Matt Boelkins, David Austin, and Steven Schlicker, *Active Calculus*

Single Variable // Multivariable

Single Variable // Multivariable

Rather than detailed explanations and worked out examples, this book uses activities intended to be done by the students in order to present the standard concepts and computational techniques of calculus. The student activities provide most of the material to be assigned as homework, but since the book does not contain the usual routine exercises, instructors wanting such exercises will need to supply their own or use a homework system such as WebWork. [...]

Approved by the American Institute of Mathematics.

Reviews available from the Open Textbook Library.

Michael Corral, *Vector Calculus*

The book has the material typically covered in the third semester of a mainstream calculus course for science, mathematics, and engineering students.

Approved by the American Institute of Mathematics.

Reviews available from SIAM Review.

William F. Trench, *Elementary Differential Equations*

This text is appropriate for a first course in differential equations for one or two semesters. There are more than 2000 exercises, and the student manual has solutions for most of the even numbered ones. A version with boundary value problems is also available.

Approved by the American Institute of Mathematics.

Reviews available from the Open Textbook Library.

Jiří Lebl, *Notes on Diffy Qs: Differential Equations for Engineers*

This book is suitable for the typical one term course for science and engineering students that follows calculus. The book lends itself to a variety of course designs. [...]

Approved by the American Institute of Mathematics.

Rob Beezer, *A First Course in Linear Algebra*

This book is a well-organized text with carefully constructed examples, a full quota of exercises with solutions, and an emphasis that is algebraic rather than geometric. The book is Sage-enabled with approximately 90 examples of Sage code spread throughout. [...]

Approved by the American Institute of Mathematics.

Reviews available from the MAA, SIAM Review, Notices of the AMS, and the Open Textbook Library.

Jim Hefferon, *Linear Algebra*
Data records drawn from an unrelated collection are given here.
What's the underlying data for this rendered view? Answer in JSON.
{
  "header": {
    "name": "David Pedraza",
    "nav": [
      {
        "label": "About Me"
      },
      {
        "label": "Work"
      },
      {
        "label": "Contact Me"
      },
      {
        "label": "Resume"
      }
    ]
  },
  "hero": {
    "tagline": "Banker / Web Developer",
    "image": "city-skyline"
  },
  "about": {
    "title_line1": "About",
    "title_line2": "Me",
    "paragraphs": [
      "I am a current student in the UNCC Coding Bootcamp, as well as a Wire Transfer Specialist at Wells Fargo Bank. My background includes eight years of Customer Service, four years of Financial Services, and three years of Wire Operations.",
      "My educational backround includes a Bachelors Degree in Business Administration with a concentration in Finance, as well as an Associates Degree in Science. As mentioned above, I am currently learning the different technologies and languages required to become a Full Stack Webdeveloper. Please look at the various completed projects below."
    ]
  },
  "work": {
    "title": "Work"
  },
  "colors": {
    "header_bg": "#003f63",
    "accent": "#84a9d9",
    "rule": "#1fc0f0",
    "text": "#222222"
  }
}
This book has the standard content of a course for science, math, and engineering students that follows calculus. A semester of calculus is the explicit prerequisite, but most students would have three semesters of calculus and for them some of the beginning sections of the book can be skipped. [...]
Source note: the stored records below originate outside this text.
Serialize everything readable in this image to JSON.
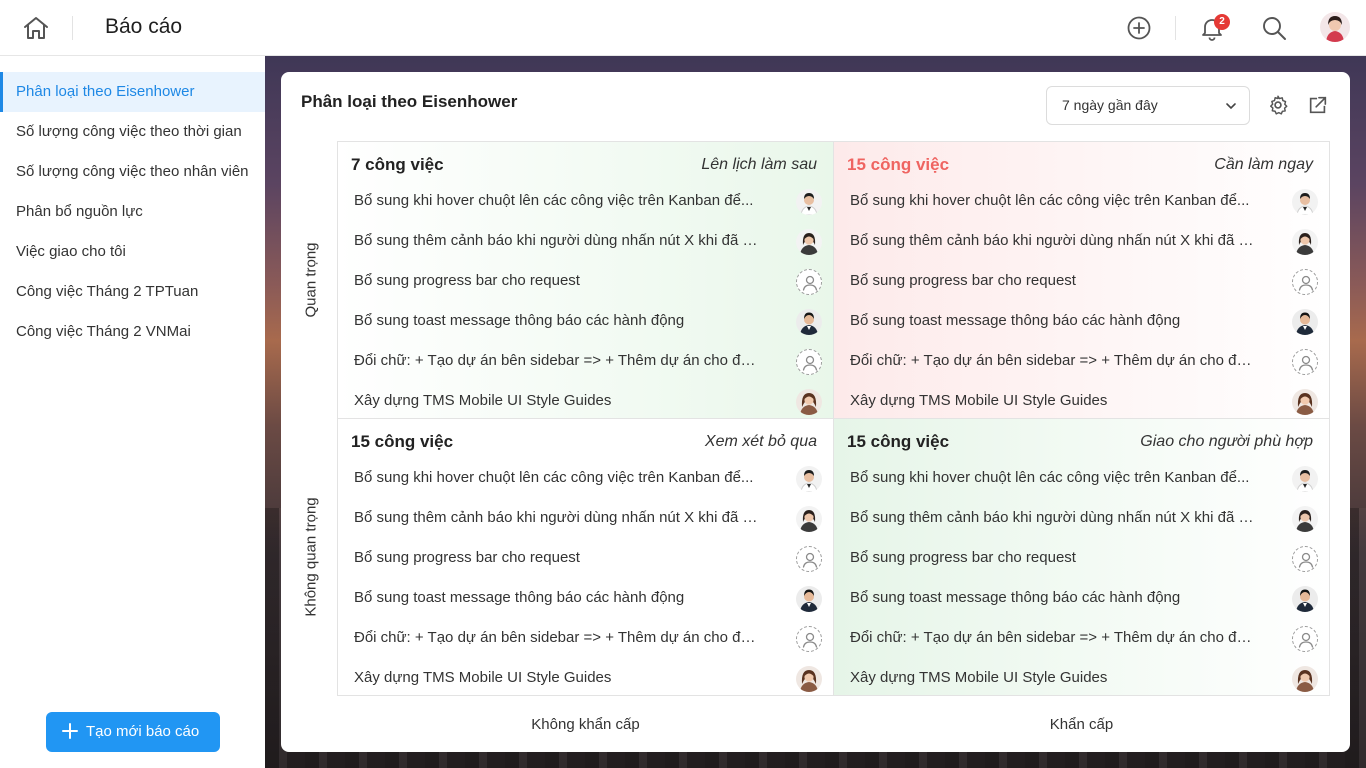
{
  "header": {
    "title": "Báo cáo",
    "notification_count": "2",
    "icons": [
      "home-icon",
      "plus-circle-icon",
      "bell-icon",
      "search-icon",
      "avatar"
    ]
  },
  "sidebar": {
    "items": [
      {
        "label": "Phân loại theo Eisenhower",
        "active": true
      },
      {
        "label": "Số lượng công việc theo thời gian"
      },
      {
        "label": "Số lượng công việc theo nhân viên"
      },
      {
        "label": "Phân bổ nguồn lực"
      },
      {
        "label": "Việc giao cho tôi"
      },
      {
        "label": "Công việc Tháng 2 TPTuan"
      },
      {
        "label": "Công việc Tháng 2 VNMai"
      }
    ],
    "create_button": "Tạo mới báo cáo"
  },
  "card": {
    "title": "Phân loại theo Eisenhower",
    "range": "7 ngày gần đây",
    "axis_y_top": "Quan trọng",
    "axis_y_bottom": "Không quan trọng",
    "axis_x_left": "Không khẩn cấp",
    "axis_x_right": "Khẩn cấp"
  },
  "colors": {
    "accent": "#2196f3",
    "urgent_count": "#ef6461",
    "green_tint": "#e9f7ea",
    "red_tint": "#fdeaea"
  },
  "quadrants": {
    "tl": {
      "count": "7 công việc",
      "label": "Lên lịch làm sau",
      "tasks": [
        {
          "name": "Bổ sung khi hover chuột lên các công việc trên Kanban để...",
          "avatar": "male-avatar"
        },
        {
          "name": "Bổ sung thêm cảnh báo khi người dùng nhấn nút X khi đã t...",
          "avatar": "female-avatar"
        },
        {
          "name": "Bổ sung progress bar cho request",
          "avatar": "empty-avatar"
        },
        {
          "name": "Bổ sung toast message thông báo các hành động",
          "avatar": "male-avatar-2"
        },
        {
          "name": "Đổi chữ: + Tạo dự án bên sidebar => + Thêm dự án cho đồ...",
          "avatar": "empty-avatar"
        },
        {
          "name": "Xây dựng TMS  Mobile  UI  Style  Guides",
          "avatar": "female-avatar-2"
        }
      ]
    },
    "tr": {
      "count": "15 công việc",
      "label": "Cần làm ngay",
      "tasks": [
        {
          "name": "Bổ sung khi hover chuột lên các công việc trên Kanban để...",
          "avatar": "male-avatar"
        },
        {
          "name": "Bổ sung thêm cảnh báo khi người dùng nhấn nút X khi đã t...",
          "avatar": "female-avatar"
        },
        {
          "name": "Bổ sung progress bar cho request",
          "avatar": "empty-avatar"
        },
        {
          "name": "Bổ sung toast message thông báo các hành động",
          "avatar": "male-avatar-2"
        },
        {
          "name": "Đổi chữ: + Tạo dự án bên sidebar => + Thêm dự án cho đồ...",
          "avatar": "empty-avatar"
        },
        {
          "name": "Xây dựng TMS  Mobile  UI  Style  Guides",
          "avatar": "female-avatar-2"
        }
      ]
    },
    "bl": {
      "count": "15 công việc",
      "label": "Xem xét bỏ qua",
      "tasks": [
        {
          "name": "Bổ sung khi hover chuột lên các công việc trên Kanban để...",
          "avatar": "male-avatar"
        },
        {
          "name": "Bổ sung thêm cảnh báo khi người dùng nhấn nút X khi đã t...",
          "avatar": "female-avatar"
        },
        {
          "name": "Bổ sung progress bar cho request",
          "avatar": "empty-avatar"
        },
        {
          "name": "Bổ sung toast message thông báo các hành động",
          "avatar": "male-avatar-2"
        },
        {
          "name": "Đổi chữ: + Tạo dự án bên sidebar => + Thêm dự án cho đồ...",
          "avatar": "empty-avatar"
        },
        {
          "name": "Xây dựng TMS  Mobile  UI  Style  Guides",
          "avatar": "female-avatar-2"
        }
      ]
    },
    "br": {
      "count": "15 công việc",
      "label": "Giao cho người phù hợp",
      "tasks": [
        {
          "name": "Bổ sung khi hover chuột lên các công việc trên Kanban để...",
          "avatar": "male-avatar"
        },
        {
          "name": "Bổ sung thêm cảnh báo khi người dùng nhấn nút X khi đã t...",
          "avatar": "female-avatar"
        },
        {
          "name": "Bổ sung progress bar cho request",
          "avatar": "empty-avatar"
        },
        {
          "name": "Bổ sung toast message thông báo các hành động",
          "avatar": "male-avatar-2"
        },
        {
          "name": "Đổi chữ: + Tạo dự án bên sidebar => + Thêm dự án cho đồ...",
          "avatar": "empty-avatar"
        },
        {
          "name": "Xây dựng TMS  Mobile  UI  Style  Guides",
          "avatar": "female-avatar-2"
        }
      ]
    }
  }
}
Approved by the American Institute of Mathematics.

Reviews available from the MAAand the Open Textbook Library.

Sergei Treil, *Linear Algebra Done Wrong*

Brown University has two introductory linear algebra courses. This text is used in the honors course that emphasizes proofs. The book’s title suggests that it is not the typical approach to linear algebra even among those books that are more theoretical. [...]

Approved by the American Institute of Mathematics.